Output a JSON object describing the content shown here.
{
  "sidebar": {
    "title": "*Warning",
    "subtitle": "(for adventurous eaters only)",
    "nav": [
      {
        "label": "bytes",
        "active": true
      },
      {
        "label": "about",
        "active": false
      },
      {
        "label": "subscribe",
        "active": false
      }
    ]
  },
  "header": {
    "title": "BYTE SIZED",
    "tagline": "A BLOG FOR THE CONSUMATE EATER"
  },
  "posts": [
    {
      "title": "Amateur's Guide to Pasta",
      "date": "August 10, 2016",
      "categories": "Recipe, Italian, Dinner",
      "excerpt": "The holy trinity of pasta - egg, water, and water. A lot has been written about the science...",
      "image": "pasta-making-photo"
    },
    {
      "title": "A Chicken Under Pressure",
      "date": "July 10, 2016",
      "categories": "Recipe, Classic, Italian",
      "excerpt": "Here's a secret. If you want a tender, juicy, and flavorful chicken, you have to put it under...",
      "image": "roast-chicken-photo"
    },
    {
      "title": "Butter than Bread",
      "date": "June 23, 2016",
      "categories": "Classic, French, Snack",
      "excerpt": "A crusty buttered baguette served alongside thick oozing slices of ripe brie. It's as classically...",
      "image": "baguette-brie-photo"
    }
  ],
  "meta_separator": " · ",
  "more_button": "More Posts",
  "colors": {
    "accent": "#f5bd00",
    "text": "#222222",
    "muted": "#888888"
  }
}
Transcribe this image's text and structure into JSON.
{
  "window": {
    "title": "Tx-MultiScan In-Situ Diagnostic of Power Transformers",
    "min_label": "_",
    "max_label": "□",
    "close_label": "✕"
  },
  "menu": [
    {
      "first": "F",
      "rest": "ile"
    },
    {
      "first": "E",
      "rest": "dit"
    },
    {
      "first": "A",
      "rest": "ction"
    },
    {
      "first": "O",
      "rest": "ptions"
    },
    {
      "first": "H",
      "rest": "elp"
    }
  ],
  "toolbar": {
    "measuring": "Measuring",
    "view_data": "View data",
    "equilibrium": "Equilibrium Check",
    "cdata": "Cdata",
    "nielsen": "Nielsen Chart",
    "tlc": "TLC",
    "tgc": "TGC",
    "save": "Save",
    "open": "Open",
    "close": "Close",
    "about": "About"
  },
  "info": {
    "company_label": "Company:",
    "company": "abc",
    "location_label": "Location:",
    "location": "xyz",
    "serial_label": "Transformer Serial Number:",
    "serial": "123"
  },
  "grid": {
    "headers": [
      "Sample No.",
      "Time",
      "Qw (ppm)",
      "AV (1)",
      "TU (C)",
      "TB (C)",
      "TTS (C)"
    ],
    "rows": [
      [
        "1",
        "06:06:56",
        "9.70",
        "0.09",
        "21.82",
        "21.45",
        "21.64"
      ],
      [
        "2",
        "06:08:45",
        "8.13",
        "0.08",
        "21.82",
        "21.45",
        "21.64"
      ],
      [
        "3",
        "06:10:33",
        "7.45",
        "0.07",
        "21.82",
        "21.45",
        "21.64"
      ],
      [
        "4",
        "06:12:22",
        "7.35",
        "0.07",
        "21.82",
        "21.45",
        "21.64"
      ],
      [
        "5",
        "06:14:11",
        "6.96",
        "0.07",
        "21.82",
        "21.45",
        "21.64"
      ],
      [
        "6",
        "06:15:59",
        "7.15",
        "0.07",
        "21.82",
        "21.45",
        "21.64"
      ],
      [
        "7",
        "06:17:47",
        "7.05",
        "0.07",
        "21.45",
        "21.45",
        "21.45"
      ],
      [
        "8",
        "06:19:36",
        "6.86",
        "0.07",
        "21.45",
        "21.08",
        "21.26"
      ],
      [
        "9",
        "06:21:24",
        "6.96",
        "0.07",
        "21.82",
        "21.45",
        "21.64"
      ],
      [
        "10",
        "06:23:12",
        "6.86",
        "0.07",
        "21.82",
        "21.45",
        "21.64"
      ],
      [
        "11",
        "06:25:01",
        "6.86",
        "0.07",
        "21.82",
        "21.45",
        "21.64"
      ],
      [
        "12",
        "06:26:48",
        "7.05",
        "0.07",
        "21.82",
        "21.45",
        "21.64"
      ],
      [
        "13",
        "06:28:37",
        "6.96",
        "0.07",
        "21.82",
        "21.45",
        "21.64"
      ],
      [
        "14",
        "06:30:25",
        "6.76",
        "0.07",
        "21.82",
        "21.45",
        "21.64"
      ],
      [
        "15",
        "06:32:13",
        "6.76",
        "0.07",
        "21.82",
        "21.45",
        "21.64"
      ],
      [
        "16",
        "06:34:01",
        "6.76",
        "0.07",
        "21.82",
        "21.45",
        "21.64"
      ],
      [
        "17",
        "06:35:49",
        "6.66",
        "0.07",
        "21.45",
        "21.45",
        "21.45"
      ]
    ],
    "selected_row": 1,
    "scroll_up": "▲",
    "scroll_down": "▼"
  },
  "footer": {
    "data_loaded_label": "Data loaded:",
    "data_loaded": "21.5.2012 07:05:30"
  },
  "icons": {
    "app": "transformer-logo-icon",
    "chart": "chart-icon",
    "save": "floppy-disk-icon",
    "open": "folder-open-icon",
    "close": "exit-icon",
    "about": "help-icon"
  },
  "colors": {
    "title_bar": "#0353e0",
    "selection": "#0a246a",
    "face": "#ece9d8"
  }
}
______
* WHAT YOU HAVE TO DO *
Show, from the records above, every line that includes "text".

* FINISHED TASK *
    "text": "#222222",
Transcribe this image's text and structure into JSON.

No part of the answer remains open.